On Nov. 1, 2015, Starbucks Coffee released their new holiday cups for the season. Instead of the cups being decorated with holiday symbols like reindeer and sleighs, the company opted for simpler design this year of two-toned red. Some see this change by Starbucks as offensive or “anti-Christmas.”
There has been quite a bit of cultural controversy over these annual cups that have become somewhat of a tradition since 1997. Before this year’s holiday season, the cups always featured wintery or general holiday designs representative of the season, but those designs have become more simplified in recent years.
Some critics of this decision for simplification have argued that it is Starbucks’ way of “waging war” on Christmas. Some in religious circles mostly fundamentalists and evangelicals, have taken it as the company secularizing the holiday, and self-defined “social media personality and evangelist” Joshua Feuerstein is no exception.
Feuerstein criticized Starbucks in a video posted to Facebook on Nov. 5 that has had over 15 million views and been a large source of controversy. In his video, Feuerstein claimed that Starbucks took the designs off their cups “because they hate Jesus” and are trying too hard to be politically correct.
Although he claims that Starbucks is taking Christmas out of the holidays, they currently sell a “Christmas Blend” coffee, “Merry Christmas” gift card, and a Holiday Advent calendar. Starbucks has never claimed to be a Christian based company, but they still include elements of the holiday in their merchandise.
Feuerstein encouraged others to tell the barista their name is “Merry Christmas” in order to have them write it on the cup. He also started the hashtag #MERRYCHRISTMASSTARBUCKS to “start a movement” instead of boycotting the coffee, as he stated in his video.

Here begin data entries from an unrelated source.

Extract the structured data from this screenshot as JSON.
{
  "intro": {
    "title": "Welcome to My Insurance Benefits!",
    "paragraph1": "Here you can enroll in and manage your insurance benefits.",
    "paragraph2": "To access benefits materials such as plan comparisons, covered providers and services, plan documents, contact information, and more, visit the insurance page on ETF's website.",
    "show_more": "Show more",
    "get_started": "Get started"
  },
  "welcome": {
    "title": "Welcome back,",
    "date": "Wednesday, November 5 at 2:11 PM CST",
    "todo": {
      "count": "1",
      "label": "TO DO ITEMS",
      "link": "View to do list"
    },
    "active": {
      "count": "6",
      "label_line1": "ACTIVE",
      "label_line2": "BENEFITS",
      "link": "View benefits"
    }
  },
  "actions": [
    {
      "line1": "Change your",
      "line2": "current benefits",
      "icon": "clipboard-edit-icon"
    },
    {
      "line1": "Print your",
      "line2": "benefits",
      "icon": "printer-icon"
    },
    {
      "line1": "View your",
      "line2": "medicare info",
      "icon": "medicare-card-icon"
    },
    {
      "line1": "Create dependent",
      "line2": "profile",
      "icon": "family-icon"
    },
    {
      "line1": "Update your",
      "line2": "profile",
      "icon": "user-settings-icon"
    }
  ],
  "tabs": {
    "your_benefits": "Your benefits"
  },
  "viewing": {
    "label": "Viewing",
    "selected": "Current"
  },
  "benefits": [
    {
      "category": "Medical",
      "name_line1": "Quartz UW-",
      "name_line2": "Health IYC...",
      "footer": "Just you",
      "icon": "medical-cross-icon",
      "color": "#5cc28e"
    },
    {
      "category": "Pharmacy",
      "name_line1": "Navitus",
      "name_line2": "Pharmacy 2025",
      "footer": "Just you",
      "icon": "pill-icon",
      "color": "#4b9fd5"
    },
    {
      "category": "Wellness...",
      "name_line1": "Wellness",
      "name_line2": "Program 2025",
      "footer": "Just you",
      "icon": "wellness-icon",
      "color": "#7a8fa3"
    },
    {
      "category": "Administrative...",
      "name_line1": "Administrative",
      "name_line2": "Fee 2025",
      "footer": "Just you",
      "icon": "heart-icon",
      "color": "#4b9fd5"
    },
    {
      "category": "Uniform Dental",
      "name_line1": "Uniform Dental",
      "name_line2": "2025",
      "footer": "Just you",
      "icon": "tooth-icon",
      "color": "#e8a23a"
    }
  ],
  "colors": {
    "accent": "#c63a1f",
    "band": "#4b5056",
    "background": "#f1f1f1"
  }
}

Even though some have viewed Feuerstein’s video and chimed in to support, others have stepped in to criticize his claims or defend Starbucks. In a public statement, Starbucks explained its idea for the new design was to mimic a “blank canvas.”
The company’s Vice President of Design and Content Jeffrey Fields said, “Creating a culture of belonging, inclusion, and diversity is one of the core values of Starbucks, and each year during the holidays the company aims to bring customers an experience that inspires the spirit of the season. Starbucks will continue to embrace and welcome customers from all backgrounds and religions in our stores around the world.”
Is Starbucks right to simplify the holiday design? Is it too “politically correct” to exclude symbols of the holiday, even if they are not inherently Christian? Or should they include symbols of holidays from different religions as well? Either way, these new, streamlined cups are here to stay for this year.
Photo by Emma Miller